Film Review: Fomapan R

Black and white reversal film are words you don’t see often but that is exactly what is written on the box of Fomapan R. One of only 2 monochrome slide films (the other being Adox Scala) for still photography, Fomapan R has its roots in the motion picture industry. The pretty cool looking package design plus the curiosity of black and white transparencies were more than enough for me to want to pop a roll in my soul stealer and czech it out.

Background History

Fomapan R is a panchromatic sensitized black-and-white reversal film intended for for black-and-white movies to be projected as well as still photography. It is coated on a very clear base for maximum brightness on projection. The film is supplied in 35mm 36 exposure cassettes, 8mm standard 8, & 16mm in 100 foot rolls on daylight-loading spools.

The spectral sensitization of Fomapan R is designed for to true transfer color tones into the gray scale when exposed in daylight, and simultaneously to make full use of the film speed when exposed in artificial light. It is coated on an extra clear acetate base, with no grey anti-halation backing. Due to a very efficient anti-halation layer, situated between the base and emulsion layers, the film features very good resolving power and high contour sharpness. The anti-halation layer will decolorize during processing.

Bear in mind you’ll need the special kit that Foma produces for it, the Fomapan R Reversal Kit. It may be a bit of a b!t*h to find a lab that can develop it otherwise. A quick search will show that not many do so you may have to send it out. For us, surprisingly no lab in Tokyo can do it so we had to send it to Camera Film Photo in Hong Kong.

Fomapan R Tech Specs

The film has a nominal speed rating of ISO 100/21o when processed in R-100 Process. Other processes can cause deviations from the nominal film speed. It is, therefore, recommended that the real film speed be checked by trial tests in such cases. From the shape of the characteristic curve, you can see the film is has very good differentiation of fine grey shades. Both in areas of highlights and shadows. In the areas of normal exposures, the linear part of the characteristic curve shows the gradation of 1,1.

  • Resolving power 115 lines per mm
  • Granularity RMS = 13.0. Measured at  γ = 1.1. Process R-100.
  • Base FOMAPAN R is usually produced on a cellulose triacetate safety film base 0.125 mm thick or on a polyester film base of the same thickness when higher demands concerning mechanical resistance and dimensional stability are made on the film.

Again, if  you want to process this yourself, you can use the Fomapan R Reversal Kit. There is conflicting reports online that conventional processing to negative is also possible but we can’t confirm.

Fomapan R Sample Pics

I took the roll to 3 trusted labs in Tokyo and all said they couldn’t develop it. One suggested I try a lab down in Atsugi, but in the end just sent it to Camera Film Photo in Hong Kong.

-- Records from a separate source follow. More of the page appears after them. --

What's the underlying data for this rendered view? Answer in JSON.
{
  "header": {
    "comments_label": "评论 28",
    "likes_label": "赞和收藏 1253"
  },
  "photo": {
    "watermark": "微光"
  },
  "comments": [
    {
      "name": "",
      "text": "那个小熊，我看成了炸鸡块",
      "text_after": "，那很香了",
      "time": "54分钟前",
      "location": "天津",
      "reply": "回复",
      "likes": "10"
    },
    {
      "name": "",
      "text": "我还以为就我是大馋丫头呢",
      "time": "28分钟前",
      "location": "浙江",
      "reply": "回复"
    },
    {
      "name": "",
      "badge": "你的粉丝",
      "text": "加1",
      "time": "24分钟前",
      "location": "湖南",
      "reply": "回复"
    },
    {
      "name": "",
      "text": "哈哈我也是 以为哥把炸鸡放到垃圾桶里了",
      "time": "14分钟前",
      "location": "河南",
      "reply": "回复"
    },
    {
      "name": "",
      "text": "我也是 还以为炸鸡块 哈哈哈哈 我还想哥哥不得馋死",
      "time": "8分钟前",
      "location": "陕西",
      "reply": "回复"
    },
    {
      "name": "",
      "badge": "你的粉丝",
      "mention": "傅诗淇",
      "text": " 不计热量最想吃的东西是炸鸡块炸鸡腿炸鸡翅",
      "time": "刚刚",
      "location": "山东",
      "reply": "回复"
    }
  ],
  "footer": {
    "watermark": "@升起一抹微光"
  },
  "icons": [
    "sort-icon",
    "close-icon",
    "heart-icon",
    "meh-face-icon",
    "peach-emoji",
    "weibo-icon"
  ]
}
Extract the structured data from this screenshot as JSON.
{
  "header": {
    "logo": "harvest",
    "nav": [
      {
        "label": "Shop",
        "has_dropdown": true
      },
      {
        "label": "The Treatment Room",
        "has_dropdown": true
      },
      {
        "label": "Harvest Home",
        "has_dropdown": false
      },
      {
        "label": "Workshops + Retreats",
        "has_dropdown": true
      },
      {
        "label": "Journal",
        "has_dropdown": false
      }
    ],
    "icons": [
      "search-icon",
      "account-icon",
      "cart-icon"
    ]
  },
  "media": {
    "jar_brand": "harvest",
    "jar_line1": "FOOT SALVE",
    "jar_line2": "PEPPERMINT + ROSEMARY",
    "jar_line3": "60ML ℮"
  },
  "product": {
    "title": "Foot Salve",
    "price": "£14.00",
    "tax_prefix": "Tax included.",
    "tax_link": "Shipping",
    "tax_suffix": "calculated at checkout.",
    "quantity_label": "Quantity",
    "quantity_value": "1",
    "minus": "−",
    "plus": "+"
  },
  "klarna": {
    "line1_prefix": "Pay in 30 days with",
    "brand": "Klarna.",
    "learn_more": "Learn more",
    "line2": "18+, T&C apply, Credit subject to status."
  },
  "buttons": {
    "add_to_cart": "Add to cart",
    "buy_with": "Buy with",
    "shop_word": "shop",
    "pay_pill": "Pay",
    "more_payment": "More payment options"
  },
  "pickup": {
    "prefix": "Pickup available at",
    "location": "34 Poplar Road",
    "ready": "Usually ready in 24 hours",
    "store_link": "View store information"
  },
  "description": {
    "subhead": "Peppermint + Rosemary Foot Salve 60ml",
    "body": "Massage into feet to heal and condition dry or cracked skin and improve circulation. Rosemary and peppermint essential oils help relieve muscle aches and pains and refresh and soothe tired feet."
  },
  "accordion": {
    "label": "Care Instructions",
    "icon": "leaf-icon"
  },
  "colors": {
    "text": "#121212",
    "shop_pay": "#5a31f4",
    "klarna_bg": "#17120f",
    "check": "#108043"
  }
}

The following are the files from a Frontier scanner they sent.



It was an educational experience to try out a black and white slide like Fomapan R. I was quite surprised at how difficult it was to find a lab that can process this rare film. I would be curious to try cross processing it, but like some comments have already stated, what would be the point. Like color slide film, Fomapan R does not like to be overexposed, so proper metering is of the essence like wetness is to moisture.

From the results of this initial roll, I’m not convinced the look is unique enough to warrant the hassle of getting it developed. It’s not a very Prague-matic (sorry) film. That being said, I can see it being used for some kind of installation using projectors. For pretty much for any other intents and purposes it’s difficult to justify from I gather. If you need ISO 100 black and white, I’d just stick to Fuji Acros, Kodak Tmax, or pull Double X. What are your thoughts and experiences with Fomapan R?